Melding technology, dance and theater forms into their own, distinct performance genre, DV8 Physical Theatre creates a new picture of homosexuality with its production of To Be Straight With You.
Based upon 85 interviews conducted by the company, the text of To Be Straight With You is formed entirely by the words spoken by people in those interviews. After announcing this and the performance’s opening, the evening’s events became a montage of modern experiences surrounding homosexuality.
The interviewees, nearly all of whom remained anonymous, are all residents of the UK, many of them emigrants or first-generation residents from the UK’s many ex-colonies. Some had left their birth countries because extreme views against homosexuality had pushed them out, others held those extreme views themselves. Both positions were expressed onstage through skillful dance representations, bringing life to the intensity of debates surrounding homosexuality and demonstrating its powerful physical existence.
While those of us in the United States, and especially those in California, have become engrossed in battles over legislation such as Prop 8, DV8’s performance shed light on the much graver problems of discrimination on an international level.
Early on in the show, the company utilized the terrific light-graphic of a large globe onstage. An actor inside the projection seemed to move it around him as he highlighted countries where homosexuality is criminalized, drawing specific attention to ex-colonies of the UK where homosexuality is a capital offense.

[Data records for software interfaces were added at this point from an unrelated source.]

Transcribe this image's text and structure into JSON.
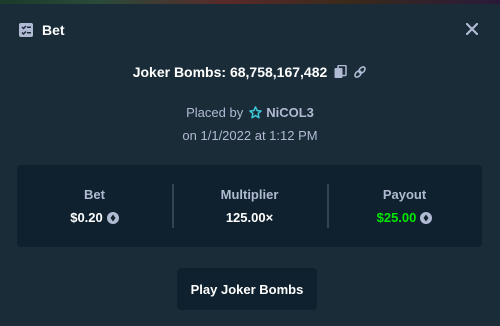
{
  "header": {
    "title": "Bet",
    "icon": "bet-slip-icon",
    "close_icon": "close-icon"
  },
  "game": {
    "name": "Joker Bombs: 68,758,167,482",
    "copy_icon": "copy-icon",
    "link_icon": "link-icon"
  },
  "placed": {
    "prefix": "Placed by",
    "user": "NiCOL3",
    "user_icon": "vip-star-icon",
    "date": "on 1/1/2022 at 1:12 PM"
  },
  "stats": {
    "bet": {
      "label": "Bet",
      "value": "$0.20"
    },
    "multiplier": {
      "label": "Multiplier",
      "value": "125.00×"
    },
    "payout": {
      "label": "Payout",
      "value": "$25.00"
    }
  },
  "actions": {
    "play_label": "Play Joker Bombs"
  },
  "colors": {
    "background": "#1a2c38",
    "panel": "#0f212e",
    "muted_text": "#b1bad3",
    "payout_green": "#00e701",
    "vip_teal": "#3bc8d8"
  }
}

As the performance continued, the image of a globe became personalized with the interviewees’ stories, many of which related the extreme conflict experienced by religious individuals who retain their faith although that same faith chastises them for who they are. Through dramatic, sometimes violent and always spectacular dances and monologues, the cast repeated the ideas of and the terrors brought by Islamic and Christian extremism.
The show’s title, To Be Straight With You was echoed in the monologue of a man which was portrayed by a DV8 cast member who danced solely on the ground, seeming to roll around the ground underneath him in a way that represented the underlying emotions of both the company and the individuals whose words created the plays text. In this piece, found toward the performance’s end, the one line “to be straight with you” was repeated over and over, expressing the uncertainty and agony that people have in sharing stories of such painful nature.
At the same time, the dancer’s contact with the ground and the voice’s search to find the right words to “be straight” with his interviewer showed DV8’s deep ambition and ultimate accomplishment: finally telling it straight.